GAO study of workforce grants to combat opioid crisis finds additional Labor Dept. actions needed

GAO study of workforce grants to combat opioid crisis finds additional Labor Dept. actions needed

A federal study into the effectiveness of workforce innovation grants has found that there is still much for the organization handing out the funding to do.

According to the General Accounting Office (GAO), the U.S. Department of Labor’s (DOL) Workforce Innovation and Opportunity Act (WIOA) grants would be more successful if further steps were taken by the DOL to manage the program.

WIOA grants were provided to 10 states to fund the needs of those affected by substance use disorder (SUD) to find jobs and get the training they needed to return to the workforce.

The GAO interviewed officials in four states that received grants – Maryland, New Hampshire, Ohio, and Washington—and two that did not—Alabama and Arizona to assess the effectiveness of the grants.

The GAO found officials in those states that received grants had limited experience serving those with SUD and found that the issue of getting those in recovery from SUD back to work faced unique challenges – a criminal history or lack of transportation for the SUD-affected job seeker, and a reluctance to hire someone in recovery on the part of the employer.

“They stated that employers are concerned about the risks to their businesses, such as potential employee relapse and possible negative reaction from customers. Officials were seeking more information and assistance to help address such concerns,” the report said.

But dealing with those unexpected outcomes wasn’t something the DOL was help states with, the GAO said. Instead, the DOL offered information on how to apply for grants without providing clear information on what the department’s expectations of the states would be.

“However, officials in two selected states expressed uncertainty about DOL’s expectations of states in serving the needs of SUD-affected job seekers and potential employers,” the GAO report said. “Officials in another state said they were unclear on whether they could use non-targeted funds to continue targeted grant activities. GAO’s review of related DOL guidance found that it does not provide specific information on expectations of states or the use of WIOA funds outside of targeted grants to address this issue. Further, while DOL has disseminated some information on serving job seekers with SUD (such as in quarterly calls with grant recipients), it does not plan to share information that grantees submit to the agency, such as lessons learned and successes, with all states.”

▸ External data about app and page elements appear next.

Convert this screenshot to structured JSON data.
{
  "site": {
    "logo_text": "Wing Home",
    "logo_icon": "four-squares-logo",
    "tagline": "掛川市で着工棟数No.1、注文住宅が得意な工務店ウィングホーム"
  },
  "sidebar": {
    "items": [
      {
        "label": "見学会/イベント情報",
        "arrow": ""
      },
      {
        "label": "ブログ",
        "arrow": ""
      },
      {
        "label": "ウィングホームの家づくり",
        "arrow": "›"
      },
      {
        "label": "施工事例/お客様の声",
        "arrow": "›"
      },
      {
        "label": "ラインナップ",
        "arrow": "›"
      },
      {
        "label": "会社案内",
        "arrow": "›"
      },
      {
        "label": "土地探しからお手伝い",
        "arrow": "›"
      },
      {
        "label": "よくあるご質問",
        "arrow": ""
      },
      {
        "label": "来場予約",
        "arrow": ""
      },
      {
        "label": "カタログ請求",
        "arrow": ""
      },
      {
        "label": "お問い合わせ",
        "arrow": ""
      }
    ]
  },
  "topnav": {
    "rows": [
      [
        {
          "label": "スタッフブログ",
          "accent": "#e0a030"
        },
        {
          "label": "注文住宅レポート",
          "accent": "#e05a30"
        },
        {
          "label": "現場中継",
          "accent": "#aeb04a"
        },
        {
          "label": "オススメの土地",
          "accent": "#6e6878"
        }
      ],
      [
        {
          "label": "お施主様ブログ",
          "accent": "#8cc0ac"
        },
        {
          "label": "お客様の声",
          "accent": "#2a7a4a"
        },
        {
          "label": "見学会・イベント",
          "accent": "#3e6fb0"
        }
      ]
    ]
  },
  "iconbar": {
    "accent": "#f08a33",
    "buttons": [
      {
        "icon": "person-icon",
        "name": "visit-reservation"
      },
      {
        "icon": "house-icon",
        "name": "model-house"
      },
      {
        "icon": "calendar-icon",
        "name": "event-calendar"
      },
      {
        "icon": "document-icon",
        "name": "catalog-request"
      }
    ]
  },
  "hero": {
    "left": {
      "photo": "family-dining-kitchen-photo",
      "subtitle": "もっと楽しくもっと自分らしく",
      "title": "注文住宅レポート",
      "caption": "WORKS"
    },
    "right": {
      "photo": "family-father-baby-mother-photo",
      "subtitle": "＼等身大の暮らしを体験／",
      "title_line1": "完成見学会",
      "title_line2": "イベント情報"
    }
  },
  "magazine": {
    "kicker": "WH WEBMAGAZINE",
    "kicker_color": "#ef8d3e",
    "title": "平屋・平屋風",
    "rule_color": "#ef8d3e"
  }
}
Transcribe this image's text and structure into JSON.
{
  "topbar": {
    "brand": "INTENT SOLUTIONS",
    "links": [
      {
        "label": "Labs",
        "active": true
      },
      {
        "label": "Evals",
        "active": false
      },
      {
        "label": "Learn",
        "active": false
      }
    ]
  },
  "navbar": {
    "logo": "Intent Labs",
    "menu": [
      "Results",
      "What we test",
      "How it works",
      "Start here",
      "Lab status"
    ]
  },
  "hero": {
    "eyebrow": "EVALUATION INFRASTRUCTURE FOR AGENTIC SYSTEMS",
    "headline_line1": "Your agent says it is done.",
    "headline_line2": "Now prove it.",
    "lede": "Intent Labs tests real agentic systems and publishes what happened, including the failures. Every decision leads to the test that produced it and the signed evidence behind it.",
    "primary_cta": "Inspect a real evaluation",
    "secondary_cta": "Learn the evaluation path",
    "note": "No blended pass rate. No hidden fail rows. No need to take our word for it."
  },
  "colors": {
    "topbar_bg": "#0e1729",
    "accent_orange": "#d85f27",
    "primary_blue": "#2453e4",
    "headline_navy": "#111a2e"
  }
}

The GAO recommended that the DOL take steps to clarify its expectations of state workforce agencies and how grant funding can be used. It also recommended that the DOL share information with all states on lessons learned and promising practices.

The GAO said the DOL agreed with its recommendations and would update its report when DOL took action on the recommendations.